If your leadership team has made a commitment to diversify its ranks as part of its environmental, social and governance (ESG) strategy, how do you measure how close you are to your goal?
It seems easy enough: If you have seven people on your leadership team, how many are women and underrepresented minorities? But what if you have separate leadership teams for separate functions, and some people on one leadership team are also on another. How many times do you count each of these people?
That’s the type of challenge CFOs face as they create rules for measuring and reporting their company’s ESG performance, says Wes Bricker, vice chair of PriceWaterhouseCoopers and the former top accountant of the Securities and Exchange Commission.
"What you wouldn't want is for someone to play a game with statistics and count a person three times rather than one time if it was advantageous to a metric," Bricker said.
Rise of ESG
CFOs are increasingly grappling with how to measure their company's ESG performance because of the importance investors and other stakeholders are placing on performance beyond profitability.
The trend comes against the backdrop of social and other movements, including Black Lives Matter, #MeToo and climate action, which are driving a rise in activist investors who demand corporate accountability.
"When you layer on the increase in presence of activists, it becomes a very difficult environment for CFOs," says Tricia Clifford, a consultant in the financial officers practice at management consulting firm Spencer Stuart.
As the executives who oversee their company's internal accounting processes and financial reporting, CFOs must set the rules for measuring a type of performance they've not had to measure before, in many cases.
Measuring your company's greenhouse gas footprint is a case in point.
If yours is a manufacturing company, measuring emissions might be relatively straightforward based on the amount of energy your factories, and those of your vendors, use. But if you're a software company, are there aspects of your operations responsible for releasing gasses, and if so, how do you measure that?
"Many companies have made a net zero commitment," Bricker said. "So, they have the strategy locked in. The next step is, how do you measure whether you're on course or off course?"
Measuring starts with using standards published by organizations such as the Sustainability Accounting Standards Board (SASB), the Task Force on Climate-related Financial Disclosures (TCFD), and the Big 4 accounting firms: KPMG, PwC, Ernst & Young and Deloitte.
Each of these organizations, and others, provides guidelines on how to measure and report these non-financial and other types of metrics in a way that allows for comparisons across companies. The goal is to have companies measuring and reporting their performance in a standard way.
For example, for greenhouse gasses, the Big 4 standards define which gasses to track — carbon dioxide, methane, nitrous oxide, F-gases, among others — and how to measure their release: in metric tons of carbon dioxide equivalent (tCO2e).
"Now we have a set of metrics that we can use for measurement," Bricker said.
Companies can also use tools to measure how well they're measuring, and reporting, against the standards.
Bricker has been meeting with CFOs in virtual roundtable discussions to get their feedback on a tool PwC released last month, called the ESG Pulse app, to help CFOs and others on the executive team gauge the quality of their measurements and also whether their reporting is sufficiently transparent to be informative to investors and others.

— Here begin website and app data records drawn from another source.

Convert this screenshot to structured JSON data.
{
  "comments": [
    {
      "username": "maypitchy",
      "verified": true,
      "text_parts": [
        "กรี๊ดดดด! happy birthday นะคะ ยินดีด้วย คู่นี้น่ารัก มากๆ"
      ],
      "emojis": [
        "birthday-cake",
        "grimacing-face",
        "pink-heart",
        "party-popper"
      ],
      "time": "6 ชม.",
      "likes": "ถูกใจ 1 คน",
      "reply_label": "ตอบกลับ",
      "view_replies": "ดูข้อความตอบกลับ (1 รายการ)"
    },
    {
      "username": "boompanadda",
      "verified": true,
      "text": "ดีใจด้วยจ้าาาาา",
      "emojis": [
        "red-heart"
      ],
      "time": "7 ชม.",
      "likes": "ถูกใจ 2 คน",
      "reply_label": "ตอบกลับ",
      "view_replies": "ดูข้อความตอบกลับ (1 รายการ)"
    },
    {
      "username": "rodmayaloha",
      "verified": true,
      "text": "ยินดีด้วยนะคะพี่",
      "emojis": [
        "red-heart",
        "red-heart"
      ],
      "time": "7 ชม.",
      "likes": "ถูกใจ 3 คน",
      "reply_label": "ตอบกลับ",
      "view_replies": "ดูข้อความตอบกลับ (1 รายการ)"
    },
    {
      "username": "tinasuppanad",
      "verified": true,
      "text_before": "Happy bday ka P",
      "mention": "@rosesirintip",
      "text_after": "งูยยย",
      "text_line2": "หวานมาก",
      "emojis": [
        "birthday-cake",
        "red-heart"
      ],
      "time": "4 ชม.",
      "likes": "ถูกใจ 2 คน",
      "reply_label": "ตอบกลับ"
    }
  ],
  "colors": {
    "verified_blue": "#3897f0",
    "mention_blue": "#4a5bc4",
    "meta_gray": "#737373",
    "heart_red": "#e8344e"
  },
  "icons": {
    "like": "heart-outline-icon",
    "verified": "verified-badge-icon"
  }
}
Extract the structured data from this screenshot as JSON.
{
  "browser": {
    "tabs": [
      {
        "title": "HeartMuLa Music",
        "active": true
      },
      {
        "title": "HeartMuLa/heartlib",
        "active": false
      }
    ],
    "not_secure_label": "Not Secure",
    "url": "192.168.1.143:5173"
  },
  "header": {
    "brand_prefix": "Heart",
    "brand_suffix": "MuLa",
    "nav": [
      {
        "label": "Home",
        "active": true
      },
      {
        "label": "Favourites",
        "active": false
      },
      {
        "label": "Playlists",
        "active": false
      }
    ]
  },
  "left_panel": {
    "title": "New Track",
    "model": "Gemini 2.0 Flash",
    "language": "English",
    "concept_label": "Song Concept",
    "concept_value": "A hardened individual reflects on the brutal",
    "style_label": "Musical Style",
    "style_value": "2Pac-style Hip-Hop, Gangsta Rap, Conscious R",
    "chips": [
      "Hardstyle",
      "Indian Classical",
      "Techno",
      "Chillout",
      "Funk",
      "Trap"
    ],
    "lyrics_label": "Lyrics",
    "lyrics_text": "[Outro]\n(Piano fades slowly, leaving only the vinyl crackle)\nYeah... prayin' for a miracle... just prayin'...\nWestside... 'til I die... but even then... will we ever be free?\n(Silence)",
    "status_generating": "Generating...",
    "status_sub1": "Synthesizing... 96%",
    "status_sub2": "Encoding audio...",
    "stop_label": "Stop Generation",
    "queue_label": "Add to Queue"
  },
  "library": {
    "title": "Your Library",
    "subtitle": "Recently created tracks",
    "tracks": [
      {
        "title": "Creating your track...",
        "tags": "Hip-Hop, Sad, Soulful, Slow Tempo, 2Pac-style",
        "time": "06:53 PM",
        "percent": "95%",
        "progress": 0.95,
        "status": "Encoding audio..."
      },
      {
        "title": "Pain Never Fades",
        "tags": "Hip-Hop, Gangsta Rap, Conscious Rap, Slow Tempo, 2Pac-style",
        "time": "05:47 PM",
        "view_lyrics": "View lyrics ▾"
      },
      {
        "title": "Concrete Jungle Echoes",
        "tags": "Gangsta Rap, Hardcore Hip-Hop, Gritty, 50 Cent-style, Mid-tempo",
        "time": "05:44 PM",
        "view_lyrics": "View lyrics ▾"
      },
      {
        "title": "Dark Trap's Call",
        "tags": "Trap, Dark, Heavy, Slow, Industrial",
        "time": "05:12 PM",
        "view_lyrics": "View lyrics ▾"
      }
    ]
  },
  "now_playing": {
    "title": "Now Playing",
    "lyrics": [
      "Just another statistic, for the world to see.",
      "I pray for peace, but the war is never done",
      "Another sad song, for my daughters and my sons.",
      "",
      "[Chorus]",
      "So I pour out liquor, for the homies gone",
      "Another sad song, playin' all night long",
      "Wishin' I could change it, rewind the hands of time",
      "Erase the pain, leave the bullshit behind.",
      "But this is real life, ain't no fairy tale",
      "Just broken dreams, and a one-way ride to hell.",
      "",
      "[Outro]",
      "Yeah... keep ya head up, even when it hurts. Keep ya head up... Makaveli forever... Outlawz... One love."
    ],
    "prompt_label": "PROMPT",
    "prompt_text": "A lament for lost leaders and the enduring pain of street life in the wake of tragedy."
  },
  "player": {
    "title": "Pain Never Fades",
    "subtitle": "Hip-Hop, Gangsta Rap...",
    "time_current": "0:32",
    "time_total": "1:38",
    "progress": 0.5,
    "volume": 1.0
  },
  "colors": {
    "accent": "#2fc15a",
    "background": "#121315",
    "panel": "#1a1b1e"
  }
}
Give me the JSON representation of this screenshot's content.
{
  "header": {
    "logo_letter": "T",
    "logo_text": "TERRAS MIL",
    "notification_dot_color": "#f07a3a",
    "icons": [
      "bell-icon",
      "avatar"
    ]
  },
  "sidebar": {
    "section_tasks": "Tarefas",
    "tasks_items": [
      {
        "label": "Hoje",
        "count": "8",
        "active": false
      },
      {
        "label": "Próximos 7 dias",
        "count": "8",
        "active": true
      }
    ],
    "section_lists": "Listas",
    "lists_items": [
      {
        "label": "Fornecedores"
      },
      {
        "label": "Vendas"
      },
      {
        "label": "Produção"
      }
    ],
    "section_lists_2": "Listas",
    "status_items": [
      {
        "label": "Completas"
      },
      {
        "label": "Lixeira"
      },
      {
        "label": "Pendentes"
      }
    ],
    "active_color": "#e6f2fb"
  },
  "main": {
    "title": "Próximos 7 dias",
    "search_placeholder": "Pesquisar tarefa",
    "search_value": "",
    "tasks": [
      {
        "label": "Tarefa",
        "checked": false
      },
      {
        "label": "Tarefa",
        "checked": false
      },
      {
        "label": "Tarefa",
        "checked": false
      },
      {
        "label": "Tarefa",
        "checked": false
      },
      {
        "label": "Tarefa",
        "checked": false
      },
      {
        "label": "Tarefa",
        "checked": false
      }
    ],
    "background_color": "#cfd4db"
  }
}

The app consolidates into a single database the ESG data the company generates by business unit and region and provides a set of metrics, categorized by industry, for measuring performance and benchmarking it against others in the same industry.
There are four possible outcomes for how well a company is measuring and reporting its performance:
- High quality measurements with high transparency reporting
- High quality measurements with low transparency reporting
- Low quality measurements with high transparency reporting
- Low quality measurements with low transparency reporting
"Having a high degree of confidence of the quality and of the transparency is the best position to be in," he said.
Each of the other outcomes presents its own challenges. If you have high quality measurements but low transparency in your reporting, you're failing to let investors and others know how well you're doing against your goals. Or, if your measurement quality is poor while your transparency is high, you're shining a spotlight on your performance weaknesses.
However well you're doing on measuring or reporting, having an early indication of where you are helps executive team members identify steps to do better.
"It helps companies take control of a very important conversation," he said.
With organizations like the Business Roundtable supporting the focus on ESG standards, CFOs can expect to feel increasing pressure on getting the measurement and reporting of their company's performance right. More than in years past, standards and tools can help.